This will probably be a controversial pick, but I truly love the zany, reinvent the wheel one-off design of the 2008 Topps Set. The team name featured prominently in colorful circles and the Topps logo also featured dead smack in the middle of the card just sells the design for me. I would have preferred the card sans foil, but as we all know, Topps fell In love with foil in 1995 on their flagship design and never looked back. Honorable mention goes to the 2004 Topps design.
The past decade is easily the toughest one for me to choose just one particular design for a couple of reasons. I firmly believe this decade of Topps Baseball Cards is the strongest decade of flagship designs since the 1950’s. The designs from 2010 to now also mean a little more to me now since card design is something that I’ve only recently grown a passion for in the last five years or so.
If you have an eye for detail, you’ll have noticed that all my favorite sets outlined so far have consistent design themes and white borders. I could have easily chosen 2011 Topps or 2013 Topps to continue the trend, since both are really high up there on my all-time favorite flagship designs. But the border-free full-bleed 2016 Topps design really sings to my heart. What a nearly-perfect modern design to represent the new era of trading cards.
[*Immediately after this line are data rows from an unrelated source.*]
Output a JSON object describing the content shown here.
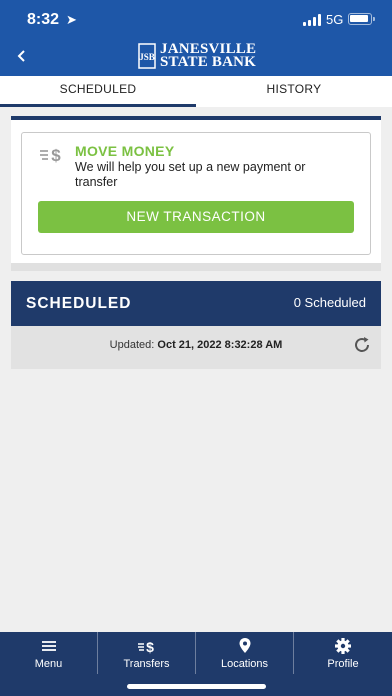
{
  "status_bar": {
    "time": "8:32",
    "network": "5G"
  },
  "header": {
    "logo_line1": "JANESVILLE",
    "logo_line2": "STATE BANK",
    "logo_monogram": "JSB"
  },
  "tabs": [
    {
      "label": "SCHEDULED",
      "active": true
    },
    {
      "label": "HISTORY",
      "active": false
    }
  ],
  "move_money": {
    "icon": "dollar-transfer-icon",
    "title": "MOVE MONEY",
    "description": "We will help you set up a new payment or transfer",
    "button_label": "NEW TRANSACTION"
  },
  "scheduled": {
    "title": "SCHEDULED",
    "count_label": "0 Scheduled",
    "updated_prefix": "Updated:",
    "updated_value": "Oct 21, 2022 8:32:28 AM"
  },
  "bottom_nav": [
    {
      "label": "Menu",
      "icon": "hamburger-icon"
    },
    {
      "label": "Transfers",
      "icon": "transfer-icon"
    },
    {
      "label": "Locations",
      "icon": "location-pin-icon"
    },
    {
      "label": "Profile",
      "icon": "gear-icon"
    }
  ],
  "colors": {
    "header_blue": "#1e57a8",
    "navy": "#1f3a6a",
    "accent_green": "#7bc142"
  }
}
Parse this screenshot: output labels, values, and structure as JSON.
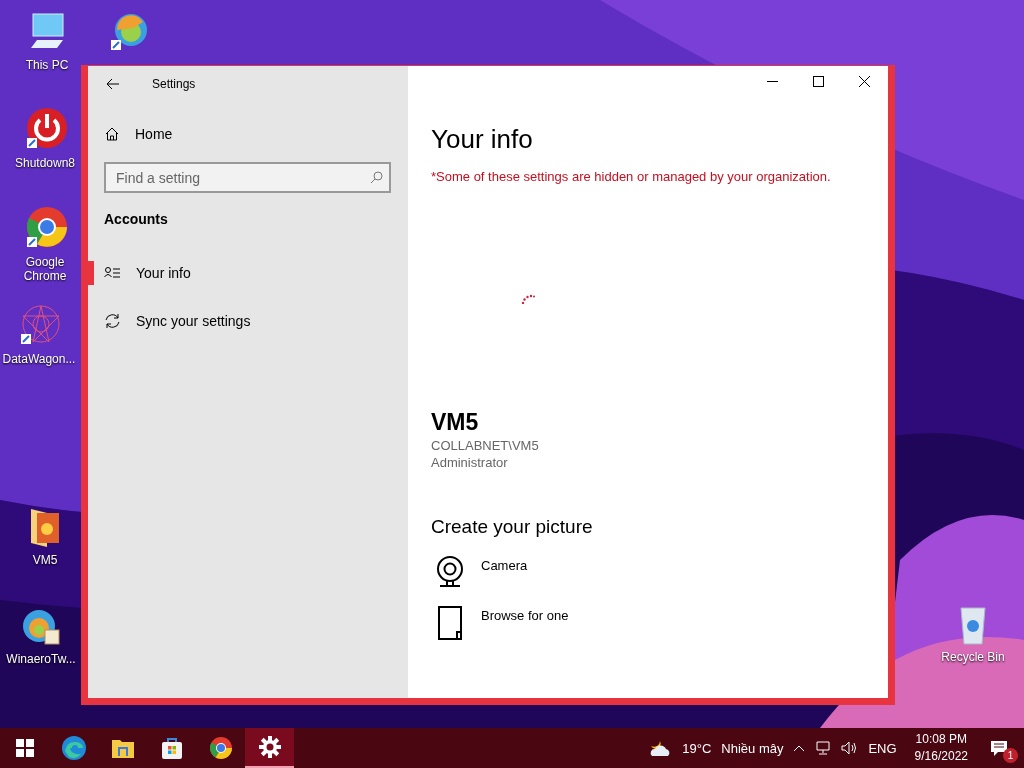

In my almost seven years at COMC I’ve seen and been around Topps products from the last decade far more than other decade of cards. The 2010 decade is the only decade that I do feel entirely comfortable ranking these sets in order from favorite to least favorite. With 2016 being my #1, here are 2 through 10: